If distance is a priority, don’t be afraid to look at Ping’s Power Spec option. Ping will happily adjust the lofts of the whole set by 1.5°-2°, which delivers extra ball speed and carry distance. We like this idea a lot, especially when it’s combined with the lightweight, soft-tipped, high-launch True Temper Elevate after-market shaft, available with no upcharge.
Feel tends to be much less of a factor for mid-handicap players when buying a new set of irons, but thanks to a new aluminium cavity badge, with an ABS insert and dampening tape, the G425 sounds very much like their most played tour iron, the i210. Our test pro definitely felt there was a difference between the pair, but golfers who’ll buy this model probably won’t notice and of course any difference in feel means nothing in terms of actual performance.
Ping G irons have been favourites here at TG for years and that absolutely doesn’t change with the G425. If anything, the new model builds on its previous success thanks to new additions like incorporating CNC Milled faces and grooves into the wedges. It means you now get the same level of stopping performance on G425 wedges as one of the Ping Glide 3.0 specialist wedges.
And if you still need a deal-clincher, don’t forget every Ping G425 product comes with an Arccos shot-tracker in the grip, plus a 90-day subscription to access your performance data. History says golfers who use the tech not only improve on average by over four shots a round, but you also get a better understanding of your own strengths and weaknesses and any data you create is highly likely to influence the fitting of any future clubs you buy.
RELATED: Which Lamkin grip is best for me?
How does the G425 compare to Ping’s other irons in terms of data?
Ping G425 iron specs
Review written by: Simon Daddow
Job title: Today’s Golfer – Equipment Editor
Ping G425 Iron
RRP: £129 (s) £139 (g) per club
Availability: 4 - LW
Stock shaft: Ping AWT 2.0 (s) Ping Alta CB Slate (g)
After market no upcharge upgrade shaft options:
Nippon N.S Pro Modus3
True Temper Elevate 95
True Temper Dynamic Gold 105
True Temper Dynamic Gold 120

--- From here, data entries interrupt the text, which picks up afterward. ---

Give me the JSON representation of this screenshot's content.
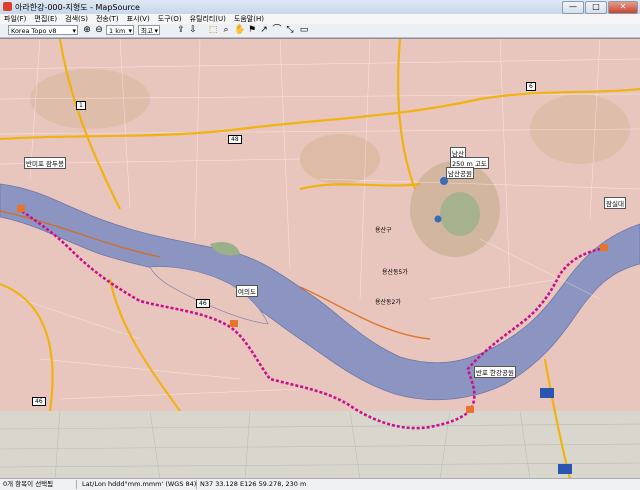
{
  "window": {
    "title": "아라한강-000-지형도 - MapSource",
    "minimize": "—",
    "maximize": "□",
    "close": "✕"
  },
  "menu": [
    "파일(F)",
    "편집(E)",
    "검색(S)",
    "전송(T)",
    "표시(V)",
    "도구(O)",
    "유틸리티(U)",
    "도움말(H)"
  ],
  "toolbar": {
    "map_product": "Korea Topo v8",
    "scale": "1 km",
    "detail": "최고",
    "icons": [
      "zoom-in-icon",
      "zoom-out-icon",
      "gps-send-icon",
      "gps-receive-icon",
      "select-icon",
      "zoom-tool-icon",
      "hand-tool-icon",
      "waypoint-tool-icon",
      "route-tool-icon",
      "track-tool-icon",
      "measure-tool-icon",
      "pointer-icon",
      "ruler-icon"
    ]
  },
  "map": {
    "labels": {
      "waypoint_west": "반미포 잠두봉",
      "waypoint_yeouido": "여의도",
      "waypoint_east": "반포 한강공원",
      "waypoint_far_east": "잠실대",
      "namsan": "남산",
      "namsan_elev": "250 m 고도",
      "namsan_park": "남산공원",
      "district_1": "용산구",
      "district_2": "용산동2가",
      "district_3": "용산동5가"
    },
    "shields": {
      "r1": "1",
      "r6": "6",
      "r48": "48",
      "r46a": "46",
      "r46b": "46"
    },
    "colors": {
      "water": "#8c95c2",
      "urban": "#e9c6bd",
      "route": "#c8108e",
      "road_major": "#f0b000",
      "park": "#9bb08a"
    }
  },
  "status": {
    "hint": "0개 항목이 선택됨",
    "position_format": "Lat/Lon hddd°mm.mmm' (WGS 84)",
    "position": "N37 33.128 E126 59.278, 230 m"
  }
}
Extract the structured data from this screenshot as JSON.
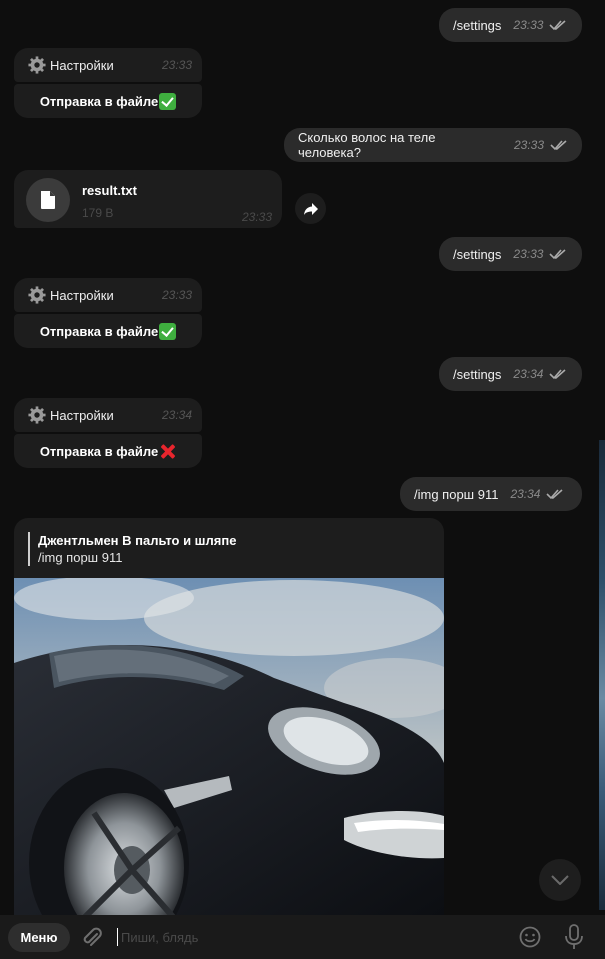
{
  "messages": {
    "m1": {
      "text": "/settings",
      "time": "23:33"
    },
    "m2": {
      "title": "Настройки",
      "time": "23:33",
      "button_label": "Отправка в файле"
    },
    "m3": {
      "text": "Сколько волос на теле человека?",
      "time": "23:33"
    },
    "m4": {
      "file_name": "result.txt",
      "file_size": "179 B",
      "time": "23:33"
    },
    "m5": {
      "text": "/settings",
      "time": "23:33"
    },
    "m6": {
      "title": "Настройки",
      "time": "23:33",
      "button_label": "Отправка в файле"
    },
    "m7": {
      "text": "/settings",
      "time": "23:34"
    },
    "m8": {
      "title": "Настройки",
      "time": "23:34",
      "button_label": "Отправка в файле"
    },
    "m9": {
      "text": "/img порш 911",
      "time": "23:34"
    },
    "m10": {
      "reply_author": "Джентльмен В пальто и шляпе",
      "reply_text": "/img порш 911"
    }
  },
  "composer": {
    "menu_label": "Меню",
    "placeholder": "Пиши, блядь"
  },
  "icons": {
    "gear": "gear-icon",
    "check": "white-check-mark-emoji",
    "cross": "cross-mark-emoji",
    "file": "file-icon",
    "forward": "forward-arrow-icon",
    "read": "double-check-icon",
    "attach": "paperclip-icon",
    "emoji": "smile-icon",
    "mic": "microphone-icon",
    "scroll": "chevron-down-icon"
  },
  "colors": {
    "background": "#0e0e0e",
    "outgoing_bubble": "#2b2b2b",
    "incoming_bubble": "#1d1d1d",
    "success": "#3fae3f",
    "error": "#e8252d"
  }
}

True Temper Dynamic Gold
Project X LZ
Stock grip: Arccos GP Lite 360 Tour Velvet
7-Iron loft: 30°
Category / Forgiveness rating: Game Improver / 3.5 (See more category 3.5 irons here)